    Mikka Lene PERS has a background in social and clinical psychology from the University of Copenhagen. Mikka's doctoral research focuses on multimodal storytelling practices on social media. It is motivated by her interest in biographical and narrative interactional research on identity construction. Mikka's PhD research identifies narrative strategies adopted by social media influencers to promote themselves online. It shows how mummy vloggers construct branded influencer identities by managing multi-participatory, cross-platform activities that narrate how their family lives unfold. Mikka's research points to gains and risks faced by social media users who navigate commercialised, algorithmically regulated and increasingly directive social media environments. Mikka teaches, lectures, and supervises students in the fields of social and personality psychology, digital culture and communities, digital communication, narrative identity, and patient experiences.

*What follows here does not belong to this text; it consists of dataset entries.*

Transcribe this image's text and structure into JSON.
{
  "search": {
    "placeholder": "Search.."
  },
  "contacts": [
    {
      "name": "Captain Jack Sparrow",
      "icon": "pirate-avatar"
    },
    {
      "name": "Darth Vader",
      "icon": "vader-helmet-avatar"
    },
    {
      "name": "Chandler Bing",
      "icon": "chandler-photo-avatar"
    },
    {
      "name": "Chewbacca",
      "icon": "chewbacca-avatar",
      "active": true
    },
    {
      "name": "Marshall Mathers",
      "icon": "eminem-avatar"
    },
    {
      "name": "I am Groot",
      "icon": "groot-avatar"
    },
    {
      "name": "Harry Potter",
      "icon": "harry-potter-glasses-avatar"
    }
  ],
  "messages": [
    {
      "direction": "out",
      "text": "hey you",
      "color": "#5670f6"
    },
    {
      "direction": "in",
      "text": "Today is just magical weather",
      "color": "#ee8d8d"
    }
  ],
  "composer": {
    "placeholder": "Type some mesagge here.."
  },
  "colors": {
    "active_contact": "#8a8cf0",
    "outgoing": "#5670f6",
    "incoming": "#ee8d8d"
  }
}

    Hanna RAUTAJOKi works as a university lecture and researcher at Tampere University, Finland, in the Faculty of Social Sciences. Rautajoki is specialized in fine-grained etnomethodological analysis of social interaction in institutional settings. Her research focuses on discursive strategies actors deploy to further purposeful action in talk, specifically in political context. She has studied the rhetorics of conversational storytelling, argumentative and performative means of political address, and the use narrative positioning and identifications in political persuasion, publishing e.g. in Narrative Inquiry, Semiotica, and Journal of Language and Politics. Rautajoki has collaborated widely across interdisciplinary research settings, ranging from media studies, to political research, health sciences, psychology and literature research.

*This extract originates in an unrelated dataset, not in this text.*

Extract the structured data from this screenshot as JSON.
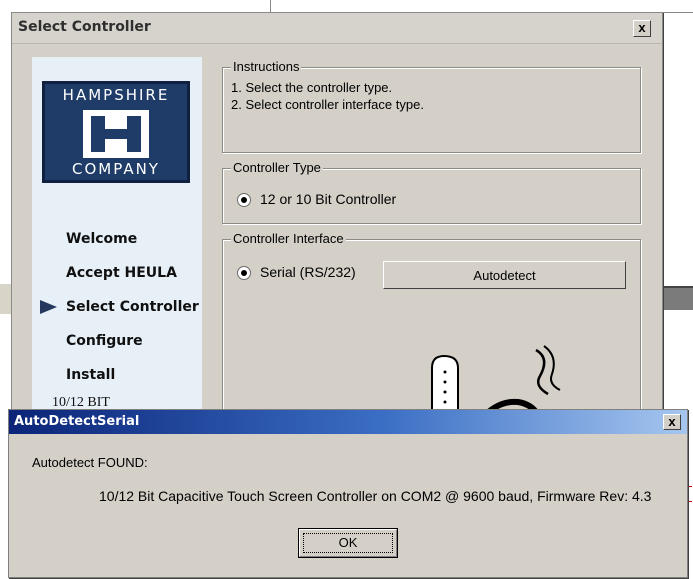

    Vasiliki SALOUSTROU is a PhD candidate in the Centre for Language, Discourse and Communication at King's College London, and an Associate Fellow of the Higher Education Academy (King’s College London). Her academic interests lie in the fields of im/politeness theory, narrative and identity analysis, and conversation analysis, while her thesis explores lay impoliteness evaluations in ongoing interaction and in narrative in Greek face-to-face naturally-occurring interactions. She has published her work in international journals (e.g. Text & Talk, Narrative Inquiry) and presented her research work in various national and international conferences.

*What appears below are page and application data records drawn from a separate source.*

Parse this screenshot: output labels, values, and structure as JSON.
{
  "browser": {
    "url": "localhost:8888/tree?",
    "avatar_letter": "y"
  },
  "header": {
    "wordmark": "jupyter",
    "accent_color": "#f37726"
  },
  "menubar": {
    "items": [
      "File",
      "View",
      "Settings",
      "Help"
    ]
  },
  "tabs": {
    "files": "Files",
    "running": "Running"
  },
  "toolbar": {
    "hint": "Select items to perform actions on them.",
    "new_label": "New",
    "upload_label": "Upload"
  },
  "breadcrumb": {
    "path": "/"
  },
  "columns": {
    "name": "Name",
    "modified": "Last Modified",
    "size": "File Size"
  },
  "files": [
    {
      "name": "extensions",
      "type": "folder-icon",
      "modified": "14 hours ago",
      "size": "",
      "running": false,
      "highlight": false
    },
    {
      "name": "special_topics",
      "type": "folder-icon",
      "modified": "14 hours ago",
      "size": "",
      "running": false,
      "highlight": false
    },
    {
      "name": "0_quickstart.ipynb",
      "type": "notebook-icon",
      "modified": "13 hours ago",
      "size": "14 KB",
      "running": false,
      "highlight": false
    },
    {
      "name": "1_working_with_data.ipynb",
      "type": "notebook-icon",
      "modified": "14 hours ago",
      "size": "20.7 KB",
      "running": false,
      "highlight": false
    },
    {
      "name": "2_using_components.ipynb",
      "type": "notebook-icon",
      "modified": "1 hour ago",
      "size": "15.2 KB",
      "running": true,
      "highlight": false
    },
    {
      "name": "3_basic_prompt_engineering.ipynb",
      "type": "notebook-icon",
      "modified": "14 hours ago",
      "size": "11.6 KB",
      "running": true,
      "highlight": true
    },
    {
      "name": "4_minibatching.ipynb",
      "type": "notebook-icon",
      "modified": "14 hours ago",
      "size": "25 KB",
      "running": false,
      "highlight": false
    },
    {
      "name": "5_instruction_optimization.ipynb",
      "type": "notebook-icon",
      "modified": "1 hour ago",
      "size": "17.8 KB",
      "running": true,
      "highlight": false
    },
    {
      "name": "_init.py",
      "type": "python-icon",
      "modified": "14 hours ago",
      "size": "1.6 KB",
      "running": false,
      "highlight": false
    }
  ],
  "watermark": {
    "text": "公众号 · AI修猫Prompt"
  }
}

    Brian SCHIFF is the Esmond Nissim Professor of Psychology and Director of the George and Irina Schaeffer Center for the Study of Genocide, Human Rights and Conflict Prevention at The American University of Paris.


    Alex Georgakopoulou is Professor of Discourse Analysis & Sociolinguistics, and Co-Director of the Centre for Language, Discourse & Communication, King’s College London. In joint (with Michael Bamberg) and solo work that stretches back to mid-2000s, she developed small stories research as a paradigm for the analysis of everyday life stories and identities.

    Korina Giaxoglou is Senior Lecturer in Applied Linguistics & English Language at The Open University, UK. She is the author of the research monograph A Narrative Approach to Social Media Mourning: Small Stories and Affective Positioning by Routledge.

    Sylvie Patron is Associate Professor and Research Supervisor, and Head of the Paris Centre for Narrative Matters, Université Paris Cité, France. She was Vice-President, then President of the International Society for the Study of Narrative from 2017 to 2020.